Slay the Spire dev releases an awesome and free deck-building dance game that nails the beat

The character select screen in Dancing Duellists.
(Image credit: Mega Crit)

Slay the Spire developer Mega Crit has released a new autobattler card game called Dancing Duelists. The game is available for free on and features a cast of different characters, all with their own decks, who you level up between dance-offs with new cards and abilities. It's way better than it has any right to be. 

Don't get me wrong: this comes from a three-week game jam, and so the core is there but there's little wider structure, and I ran into one or two minor glitches over several runthroughs. But this is as good a proof-of-concept as you'll play, featuring 10 characters with unique deck styles, a range of power-ups you apply as you progress through the dance-offs, and the delicious trick of letting you get overpowered as hell. 
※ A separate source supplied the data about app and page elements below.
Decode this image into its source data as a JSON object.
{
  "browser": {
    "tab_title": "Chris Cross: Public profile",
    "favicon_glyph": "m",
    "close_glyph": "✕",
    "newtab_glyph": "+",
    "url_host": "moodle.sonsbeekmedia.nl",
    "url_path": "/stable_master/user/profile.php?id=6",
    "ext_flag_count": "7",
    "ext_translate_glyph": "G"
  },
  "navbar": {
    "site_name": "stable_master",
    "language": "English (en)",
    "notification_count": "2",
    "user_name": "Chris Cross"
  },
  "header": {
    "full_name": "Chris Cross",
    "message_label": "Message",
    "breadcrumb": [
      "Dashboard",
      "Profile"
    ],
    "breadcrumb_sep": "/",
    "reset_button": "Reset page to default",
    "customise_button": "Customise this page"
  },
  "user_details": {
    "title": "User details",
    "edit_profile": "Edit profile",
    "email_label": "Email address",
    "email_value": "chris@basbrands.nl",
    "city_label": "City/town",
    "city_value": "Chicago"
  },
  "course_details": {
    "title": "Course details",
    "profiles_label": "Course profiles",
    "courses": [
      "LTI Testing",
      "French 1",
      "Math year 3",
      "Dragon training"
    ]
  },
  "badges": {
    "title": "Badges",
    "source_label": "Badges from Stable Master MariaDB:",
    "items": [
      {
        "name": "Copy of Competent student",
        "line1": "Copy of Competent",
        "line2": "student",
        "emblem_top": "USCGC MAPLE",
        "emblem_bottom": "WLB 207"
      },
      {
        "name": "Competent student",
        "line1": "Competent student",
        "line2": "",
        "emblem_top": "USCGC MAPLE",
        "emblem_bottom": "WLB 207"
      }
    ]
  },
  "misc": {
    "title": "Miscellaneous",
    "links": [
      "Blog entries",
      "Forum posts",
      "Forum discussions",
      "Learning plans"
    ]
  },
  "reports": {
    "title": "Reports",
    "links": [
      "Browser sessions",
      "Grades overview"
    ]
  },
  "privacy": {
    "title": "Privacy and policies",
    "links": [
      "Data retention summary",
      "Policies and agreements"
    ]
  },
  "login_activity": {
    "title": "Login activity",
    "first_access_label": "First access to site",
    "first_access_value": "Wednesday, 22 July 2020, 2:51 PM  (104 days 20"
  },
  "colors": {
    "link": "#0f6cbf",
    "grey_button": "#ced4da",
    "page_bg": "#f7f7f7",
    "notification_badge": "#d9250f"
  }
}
My first attempt was with Disco Dan, whose key card is called spin: it only deals one damage, but then allows you to play another card. With enough of these in your deck, and specific cards that can buff it, you can spin and spin and spin: the only downside being that after a certain number of spins, Dan gets dizzy and the turn ends.

Even then that's a simplification of how you can build-out this character. But Disco Dan and I didn't quite mesh, and after getting absolutely walloped by some self-healing tree thing I decided to try out Boom Boxer. Now we were cooking with gas. This character is a heavy hitter with a vigor mechanic that can further buff the damage, and after winning a few dance-offs I'd added enough good cards and abilities to basically turn this thing into prime era Mike Tyson.

Boom Boxer lost one dance-off but was so overpowered by the end of the run it was almost comical. Even this was as nothing, however, next to the clown I picked next called Carnival Carry: all about playing multiple cards, my Slay the Spire knowledge meant I picked up the claw card early. And you know what? Claw is still law. I thought Boom Boxer had gotten too powerful but some lucky card picks made Carnival Carry a true terror that didn't lose a match. It couldn't lose a match.

This sense of being unbeatable, of having a deck that just works together almost too well, is the kind of feeling you're always chasing in deck builders. Dancing Duelists delivers a quickfire dose of this in every playthrough, with every character seemingly able to become ludicrously OP. Which I'm completely fine with: this is a fun experiment, not a competitive FPS.

Dancing Duelists has its origins in the recent and disastrous controversy over Unity's pricing structure. Mega Crit has been making its next game in Unity but, following the announcement of the changes, released the following statement in September:

"The Mega Crit team has been hard at work these past 2+ years on a new game. But unlike with Slay the Spire, the engine we have been developing it in is Unity.

"Despite the immense amount of time and effort our team has already poured into development on our new title, we will be migrating to a new engine unless the changes are completely reverted and TOS protections are put in place.

"We have never made a public statement before. That is how badly you fucked up."

Yowza. And Dancing Duellists is Mega Crit experimenting with the alternatives, coming from a three week game jam in the Godot engine. In fact, Mega Crit announces alongside this release that Godot is "our new official engine of choice!"

Dancing Duellists is available for Windows, Mac and Linux. Mega Crit says anyone who wants to make a donation for the game should direct it towards the Godot engine's development fund.

Rich Stanton

Rich is a games journalist with 15 years' experience, beginning his career on Edge magazine before working for a wide range of outlets, including Ars Technica, Eurogamer, GamesRadar+, Gamespot, the Guardian, IGN, the New Statesman, Polygon, and Vice. He was the editor of Kotaku UK, the UK arm of Kotaku, for three years before joining PC Gamer. He is the author of a Brief History of Video Games, a full history of the medium, which the Midwest Book Review described as "[a] must-read for serious minded game historians and curious video game connoisseurs alike."